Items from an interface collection

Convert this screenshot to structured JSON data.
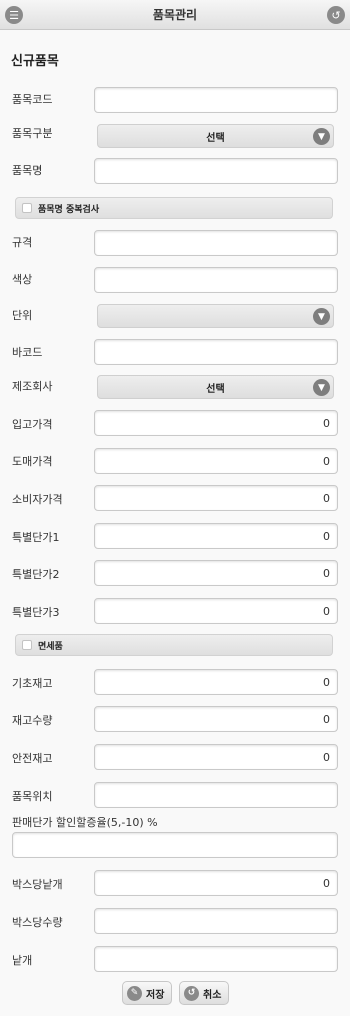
{
  "header": {
    "title": "품목관리",
    "menu_icon": "menu-icon",
    "back_icon": "back-icon"
  },
  "form": {
    "section_title": "신규품목",
    "item_code": {
      "label": "품목코드",
      "value": ""
    },
    "item_category": {
      "label": "품목구분",
      "selected": "선택"
    },
    "item_name": {
      "label": "품목명",
      "value": ""
    },
    "duplicate_check": {
      "label": "품목명 중복검사",
      "checked": false
    },
    "spec": {
      "label": "규격",
      "value": ""
    },
    "color": {
      "label": "색상",
      "value": ""
    },
    "unit": {
      "label": "단위",
      "selected": ""
    },
    "barcode": {
      "label": "바코드",
      "value": ""
    },
    "manufacturer": {
      "label": "제조회사",
      "selected": "선택"
    },
    "purchase_price": {
      "label": "입고가격",
      "value": "0"
    },
    "wholesale_price": {
      "label": "도매가격",
      "value": "0"
    },
    "retail_price": {
      "label": "소비자가격",
      "value": "0"
    },
    "special_price1": {
      "label": "특별단가1",
      "value": "0"
    },
    "special_price2": {
      "label": "특별단가2",
      "value": "0"
    },
    "special_price3": {
      "label": "특별단가3",
      "value": "0"
    },
    "tax_free": {
      "label": "면세품",
      "checked": false
    },
    "base_stock": {
      "label": "기초재고",
      "value": "0"
    },
    "stock_qty": {
      "label": "재고수량",
      "value": "0"
    },
    "safety_stock": {
      "label": "안전재고",
      "value": "0"
    },
    "location": {
      "label": "품목위치",
      "value": ""
    },
    "discount_rate": {
      "label": "판매단가 할인할증율(5,-10) %",
      "value": ""
    },
    "pieces_per_box": {
      "label": "박스당낱개",
      "value": "0"
    },
    "qty_per_box": {
      "label": "박스당수량",
      "value": ""
    },
    "piece": {
      "label": "낱개",
      "value": ""
    }
  },
  "actions": {
    "save": {
      "label": "저장",
      "icon": "pencil-icon"
    },
    "cancel": {
      "label": "취소",
      "icon": "back-arrow-icon"
    }
  }
}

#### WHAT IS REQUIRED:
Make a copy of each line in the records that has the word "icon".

#### WRITTEN ANSWER:
    "menu_icon": "menu-icon",
    "back_icon": "back-icon"
      "icon": "pencil-icon"
      "icon": "back-arrow-icon"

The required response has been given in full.